- What is expected
The data is to be repeated exactly, with the images removed.

- Data extract
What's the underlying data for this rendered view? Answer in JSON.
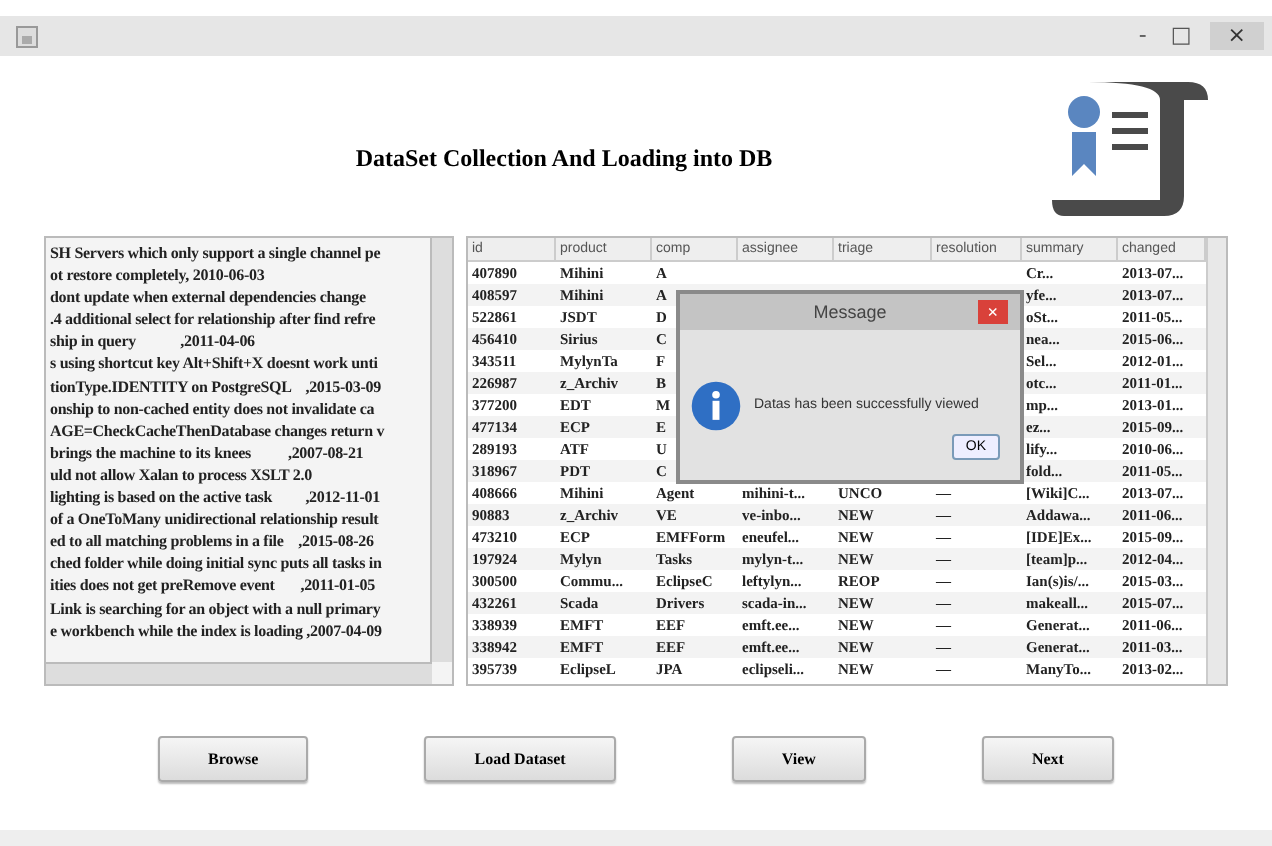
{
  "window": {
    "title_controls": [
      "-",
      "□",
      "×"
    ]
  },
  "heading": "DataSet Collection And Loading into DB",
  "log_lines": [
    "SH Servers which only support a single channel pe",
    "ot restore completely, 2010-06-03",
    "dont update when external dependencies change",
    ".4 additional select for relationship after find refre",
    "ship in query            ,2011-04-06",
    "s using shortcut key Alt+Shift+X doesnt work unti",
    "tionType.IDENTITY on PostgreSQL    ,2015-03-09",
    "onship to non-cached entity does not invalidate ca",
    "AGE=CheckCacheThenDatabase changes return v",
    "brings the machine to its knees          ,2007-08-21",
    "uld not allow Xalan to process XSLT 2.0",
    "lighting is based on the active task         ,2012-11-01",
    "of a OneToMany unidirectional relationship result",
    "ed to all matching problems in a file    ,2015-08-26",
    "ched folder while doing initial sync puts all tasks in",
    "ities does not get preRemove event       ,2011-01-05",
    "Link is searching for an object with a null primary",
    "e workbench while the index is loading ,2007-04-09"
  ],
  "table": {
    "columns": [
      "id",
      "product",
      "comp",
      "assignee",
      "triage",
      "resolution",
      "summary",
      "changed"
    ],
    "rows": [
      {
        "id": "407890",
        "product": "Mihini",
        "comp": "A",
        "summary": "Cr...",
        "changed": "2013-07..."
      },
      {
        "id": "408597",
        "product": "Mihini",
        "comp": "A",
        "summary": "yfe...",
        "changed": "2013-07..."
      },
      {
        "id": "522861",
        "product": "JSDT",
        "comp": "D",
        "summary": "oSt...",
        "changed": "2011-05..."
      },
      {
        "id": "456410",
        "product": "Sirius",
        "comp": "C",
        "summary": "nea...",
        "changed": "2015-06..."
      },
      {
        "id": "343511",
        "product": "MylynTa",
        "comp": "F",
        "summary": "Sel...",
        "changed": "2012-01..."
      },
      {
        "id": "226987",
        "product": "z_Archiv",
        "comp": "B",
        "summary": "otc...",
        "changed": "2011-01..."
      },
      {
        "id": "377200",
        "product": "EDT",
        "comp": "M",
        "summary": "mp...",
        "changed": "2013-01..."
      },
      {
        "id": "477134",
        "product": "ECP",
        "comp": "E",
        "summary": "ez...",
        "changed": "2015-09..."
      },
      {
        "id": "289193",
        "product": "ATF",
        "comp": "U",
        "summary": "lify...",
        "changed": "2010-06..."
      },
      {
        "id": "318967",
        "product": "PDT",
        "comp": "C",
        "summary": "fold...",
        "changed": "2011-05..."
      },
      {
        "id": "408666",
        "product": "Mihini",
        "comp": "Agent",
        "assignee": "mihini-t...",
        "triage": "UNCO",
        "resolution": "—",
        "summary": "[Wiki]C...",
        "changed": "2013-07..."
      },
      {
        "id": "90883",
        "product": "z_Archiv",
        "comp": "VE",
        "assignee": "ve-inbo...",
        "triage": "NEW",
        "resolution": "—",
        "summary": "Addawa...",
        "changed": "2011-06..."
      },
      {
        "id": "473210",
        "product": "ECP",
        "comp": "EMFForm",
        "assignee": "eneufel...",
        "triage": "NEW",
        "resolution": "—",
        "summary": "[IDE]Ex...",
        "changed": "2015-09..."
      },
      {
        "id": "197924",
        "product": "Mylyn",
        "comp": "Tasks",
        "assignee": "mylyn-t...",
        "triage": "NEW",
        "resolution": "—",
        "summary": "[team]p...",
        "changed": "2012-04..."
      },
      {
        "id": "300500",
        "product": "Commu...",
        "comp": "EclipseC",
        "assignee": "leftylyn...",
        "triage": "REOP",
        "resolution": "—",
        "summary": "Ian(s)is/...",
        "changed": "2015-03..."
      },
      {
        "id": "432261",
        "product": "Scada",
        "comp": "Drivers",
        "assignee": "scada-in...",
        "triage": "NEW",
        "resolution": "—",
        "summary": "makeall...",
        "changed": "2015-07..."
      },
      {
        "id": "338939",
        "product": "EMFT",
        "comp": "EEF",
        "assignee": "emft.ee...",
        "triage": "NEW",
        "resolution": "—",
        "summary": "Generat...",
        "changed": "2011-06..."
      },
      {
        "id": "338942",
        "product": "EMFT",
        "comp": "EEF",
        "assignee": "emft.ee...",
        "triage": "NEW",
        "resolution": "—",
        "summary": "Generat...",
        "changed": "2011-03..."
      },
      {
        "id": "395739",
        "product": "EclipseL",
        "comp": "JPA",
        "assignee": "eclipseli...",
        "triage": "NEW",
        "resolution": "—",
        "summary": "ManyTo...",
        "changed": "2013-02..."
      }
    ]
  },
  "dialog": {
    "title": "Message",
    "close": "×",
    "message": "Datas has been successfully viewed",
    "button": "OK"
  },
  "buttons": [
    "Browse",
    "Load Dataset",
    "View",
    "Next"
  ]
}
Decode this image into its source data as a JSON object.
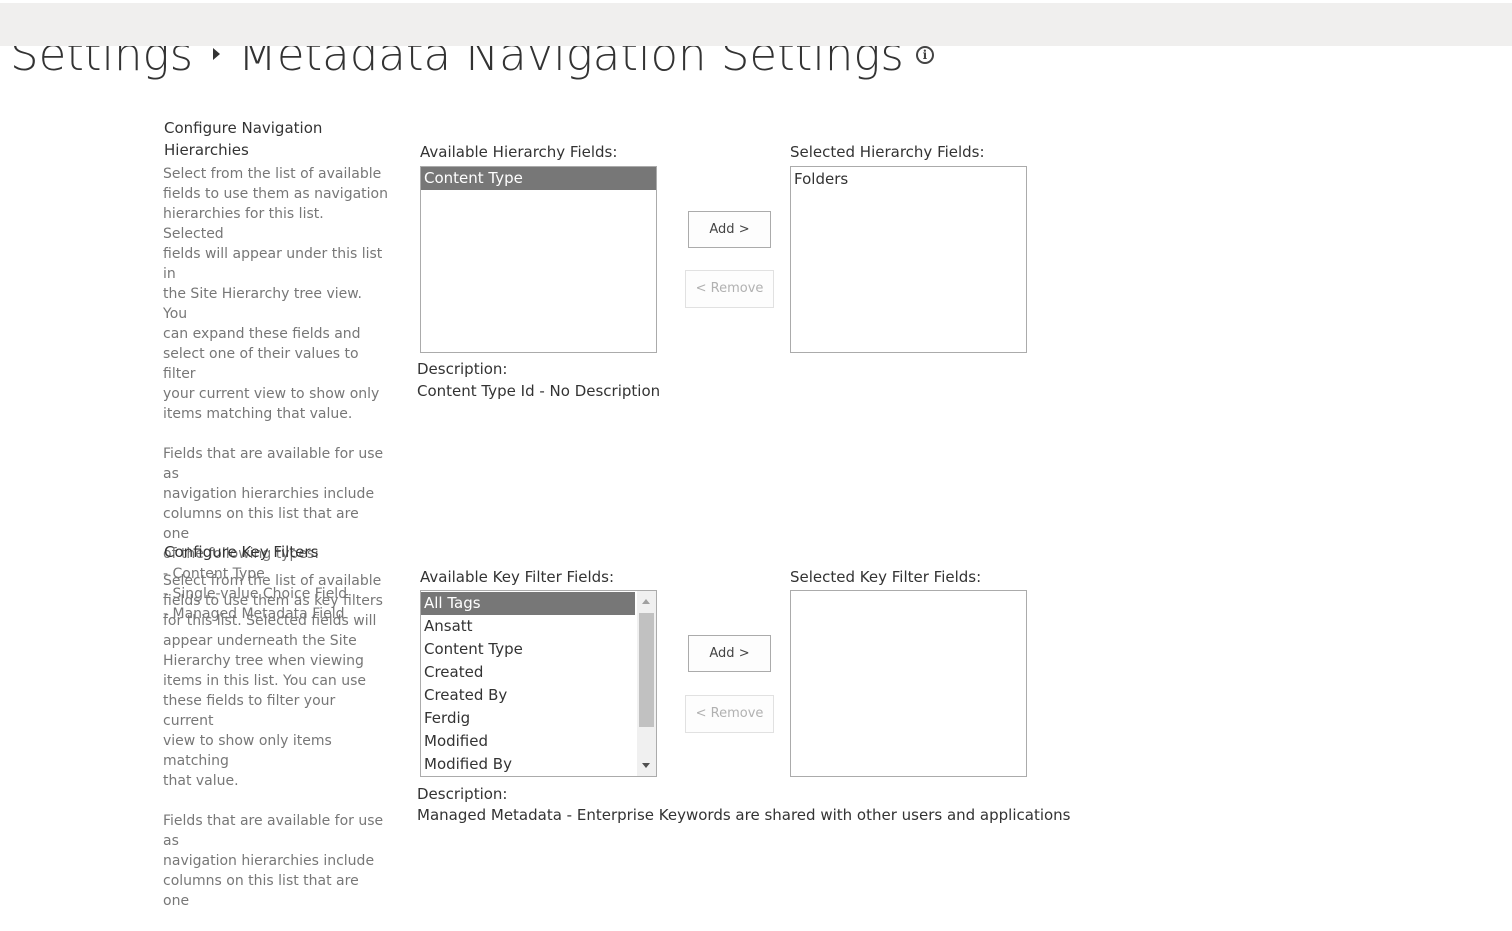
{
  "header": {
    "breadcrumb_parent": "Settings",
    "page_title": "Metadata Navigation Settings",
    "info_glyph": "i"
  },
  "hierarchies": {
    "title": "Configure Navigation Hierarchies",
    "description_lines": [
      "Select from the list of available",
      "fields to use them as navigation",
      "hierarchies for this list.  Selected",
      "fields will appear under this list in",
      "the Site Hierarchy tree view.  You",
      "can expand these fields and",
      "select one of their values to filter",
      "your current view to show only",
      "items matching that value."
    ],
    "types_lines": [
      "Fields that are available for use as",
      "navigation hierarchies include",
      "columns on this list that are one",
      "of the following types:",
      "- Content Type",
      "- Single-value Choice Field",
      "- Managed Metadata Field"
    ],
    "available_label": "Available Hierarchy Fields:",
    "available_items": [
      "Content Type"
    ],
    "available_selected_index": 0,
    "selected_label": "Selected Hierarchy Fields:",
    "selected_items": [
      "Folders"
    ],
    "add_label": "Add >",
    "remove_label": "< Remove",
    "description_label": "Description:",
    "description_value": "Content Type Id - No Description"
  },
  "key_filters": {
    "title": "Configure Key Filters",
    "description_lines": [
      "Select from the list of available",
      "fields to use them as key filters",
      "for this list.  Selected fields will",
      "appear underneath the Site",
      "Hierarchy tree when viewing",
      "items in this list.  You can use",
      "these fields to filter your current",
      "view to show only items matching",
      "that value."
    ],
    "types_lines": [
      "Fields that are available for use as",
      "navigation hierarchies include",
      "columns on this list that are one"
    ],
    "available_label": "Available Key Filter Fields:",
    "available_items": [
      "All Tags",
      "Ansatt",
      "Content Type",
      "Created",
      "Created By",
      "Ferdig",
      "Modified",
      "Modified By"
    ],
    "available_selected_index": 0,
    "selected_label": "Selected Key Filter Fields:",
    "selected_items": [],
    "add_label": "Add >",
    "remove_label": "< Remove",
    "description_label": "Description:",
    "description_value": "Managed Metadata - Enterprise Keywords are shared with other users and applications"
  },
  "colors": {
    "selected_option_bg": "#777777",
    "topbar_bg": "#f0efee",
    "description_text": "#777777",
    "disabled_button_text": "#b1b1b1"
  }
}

- Written answer
What's the underlying data for this rendered view? Answer in JSON.
{
  "window": {
    "title_controls": [
      "-",
      "□",
      "×"
    ]
  },
  "heading": "DataSet Collection And Loading into DB",
  "log_lines": [
    "SH Servers which only support a single channel pe",
    "ot restore completely, 2010-06-03",
    "dont update when external dependencies change",
    ".4 additional select for relationship after find refre",
    "ship in query            ,2011-04-06",
    "s using shortcut key Alt+Shift+X doesnt work unti",
    "tionType.IDENTITY on PostgreSQL    ,2015-03-09",
    "onship to non-cached entity does not invalidate ca",
    "AGE=CheckCacheThenDatabase changes return v",
    "brings the machine to its knees          ,2007-08-21",
    "uld not allow Xalan to process XSLT 2.0",
    "lighting is based on the active task         ,2012-11-01",
    "of a OneToMany unidirectional relationship result",
    "ed to all matching problems in a file    ,2015-08-26",
    "ched folder while doing initial sync puts all tasks in",
    "ities does not get preRemove event       ,2011-01-05",
    "Link is searching for an object with a null primary",
    "e workbench while the index is loading ,2007-04-09"
  ],
  "table": {
    "columns": [
      "id",
      "product",
      "comp",
      "assignee",
      "triage",
      "resolution",
      "summary",
      "changed"
    ],
    "rows": [
      {
        "id": "407890",
        "product": "Mihini",
        "comp": "A",
        "summary": "Cr...",
        "changed": "2013-07..."
      },
      {
        "id": "408597",
        "product": "Mihini",
        "comp": "A",
        "summary": "yfe...",
        "changed": "2013-07..."
      },
      {
        "id": "522861",
        "product": "JSDT",
        "comp": "D",
        "summary": "oSt...",
        "changed": "2011-05..."
      },
      {
        "id": "456410",
        "product": "Sirius",
        "comp": "C",
        "summary": "nea...",
        "changed": "2015-06..."
      },
      {
        "id": "343511",
        "product": "MylynTa",
        "comp": "F",
        "summary": "Sel...",
        "changed": "2012-01..."
      },
      {
        "id": "226987",
        "product": "z_Archiv",
        "comp": "B",
        "summary": "otc...",
        "changed": "2011-01..."
      },
      {
        "id": "377200",
        "product": "EDT",
        "comp": "M",
        "summary": "mp...",
        "changed": "2013-01..."
      },
      {
        "id": "477134",
        "product": "ECP",
        "comp": "E",
        "summary": "ez...",
        "changed": "2015-09..."
      },
      {
        "id": "289193",
        "product": "ATF",
        "comp": "U",
        "summary": "lify...",
        "changed": "2010-06..."
      },
      {
        "id": "318967",
        "product": "PDT",
        "comp": "C",
        "summary": "fold...",
        "changed": "2011-05..."
      },
      {
        "id": "408666",
        "product": "Mihini",
        "comp": "Agent",
        "assignee": "mihini-t...",
        "triage": "UNCO",
        "resolution": "—",
        "summary": "[Wiki]C...",
        "changed": "2013-07..."
      },
      {
        "id": "90883",
        "product": "z_Archiv",
        "comp": "VE",
        "assignee": "ve-inbo...",
        "triage": "NEW",
        "resolution": "—",
        "summary": "Addawa...",
        "changed": "2011-06..."
      },
      {
        "id": "473210",
        "product": "ECP",
        "comp": "EMFForm",
        "assignee": "eneufel...",
        "triage": "NEW",
        "resolution": "—",
        "summary": "[IDE]Ex...",
        "changed": "2015-09..."
      },
      {
        "id": "197924",
        "product": "Mylyn",
        "comp": "Tasks",
        "assignee": "mylyn-t...",
        "triage": "NEW",
        "resolution": "—",
        "summary": "[team]p...",
        "changed": "2012-04..."
      },
      {
        "id": "300500",
        "product": "Commu...",
        "comp": "EclipseC",
        "assignee": "leftylyn...",
        "triage": "REOP",
        "resolution": "—",
        "summary": "Ian(s)is/...",
        "changed": "2015-03..."
      },
      {
        "id": "432261",
        "product": "Scada",
        "comp": "Drivers",
        "assignee": "scada-in...",
        "triage": "NEW",
        "resolution": "—",
        "summary": "makeall...",
        "changed": "2015-07..."
      },
      {
        "id": "338939",
        "product": "EMFT",
        "comp": "EEF",
        "assignee": "emft.ee...",
        "triage": "NEW",
        "resolution": "—",
        "summary": "Generat...",
        "changed": "2011-06..."
      },
      {
        "id": "338942",
        "product": "EMFT",
        "comp": "EEF",
        "assignee": "emft.ee...",
        "triage": "NEW",
        "resolution": "—",
        "summary": "Generat...",
        "changed": "2011-03..."
      },
      {
        "id": "395739",
        "product": "EclipseL",
        "comp": "JPA",
        "assignee": "eclipseli...",
        "triage": "NEW",
        "resolution": "—",
        "summary": "ManyTo...",
        "changed": "2013-02..."
      }
    ]
  },
  "dialog": {
    "title": "Message",
    "close": "×",
    "message": "Datas has been successfully viewed",
    "button": "OK"
  },
  "buttons": [
    "Browse",
    "Load Dataset",
    "View",
    "Next"
  ]
}
Decode this image into its source data as a JSON object.
{
  "header": {
    "breadcrumb_parent": "Settings",
    "page_title": "Metadata Navigation Settings",
    "info_glyph": "i"
  },
  "hierarchies": {
    "title": "Configure Navigation Hierarchies",
    "description_lines": [
      "Select from the list of available",
      "fields to use them as navigation",
      "hierarchies for this list.  Selected",
      "fields will appear under this list in",
      "the Site Hierarchy tree view.  You",
      "can expand these fields and",
      "select one of their values to filter",
      "your current view to show only",
      "items matching that value."
    ],
    "types_lines": [
      "Fields that are available for use as",
      "navigation hierarchies include",
      "columns on this list that are one",
      "of the following types:",
      "- Content Type",
      "- Single-value Choice Field",
      "- Managed Metadata Field"
    ],
    "available_label": "Available Hierarchy Fields:",
    "available_items": [
      "Content Type"
    ],
    "available_selected_index": 0,
    "selected_label": "Selected Hierarchy Fields:",
    "selected_items": [
      "Folders"
    ],
    "add_label": "Add >",
    "remove_label": "< Remove",
    "description_label": "Description:",
    "description_value": "Content Type Id - No Description"
  },
  "key_filters": {
    "title": "Configure Key Filters",
    "description_lines": [
      "Select from the list of available",
      "fields to use them as key filters",
      "for this list.  Selected fields will",
      "appear underneath the Site",
      "Hierarchy tree when viewing",
      "items in this list.  You can use",
      "these fields to filter your current",
      "view to show only items matching",
      "that value."
    ],
    "types_lines": [
      "Fields that are available for use as",
      "navigation hierarchies include",
      "columns on this list that are one"
    ],
    "available_label": "Available Key Filter Fields:",
    "available_items": [
      "All Tags",
      "Ansatt",
      "Content Type",
      "Created",
      "Created By",
      "Ferdig",
      "Modified",
      "Modified By"
    ],
    "available_selected_index": 0,
    "selected_label": "Selected Key Filter Fields:",
    "selected_items": [],
    "add_label": "Add >",
    "remove_label": "< Remove",
    "description_label": "Description:",
    "description_value": "Managed Metadata - Enterprise Keywords are shared with other users and applications"
  },
  "colors": {
    "selected_option_bg": "#777777",
    "topbar_bg": "#f0efee",
    "description_text": "#777777",
    "disabled_button_text": "#b1b1b1"
  }
}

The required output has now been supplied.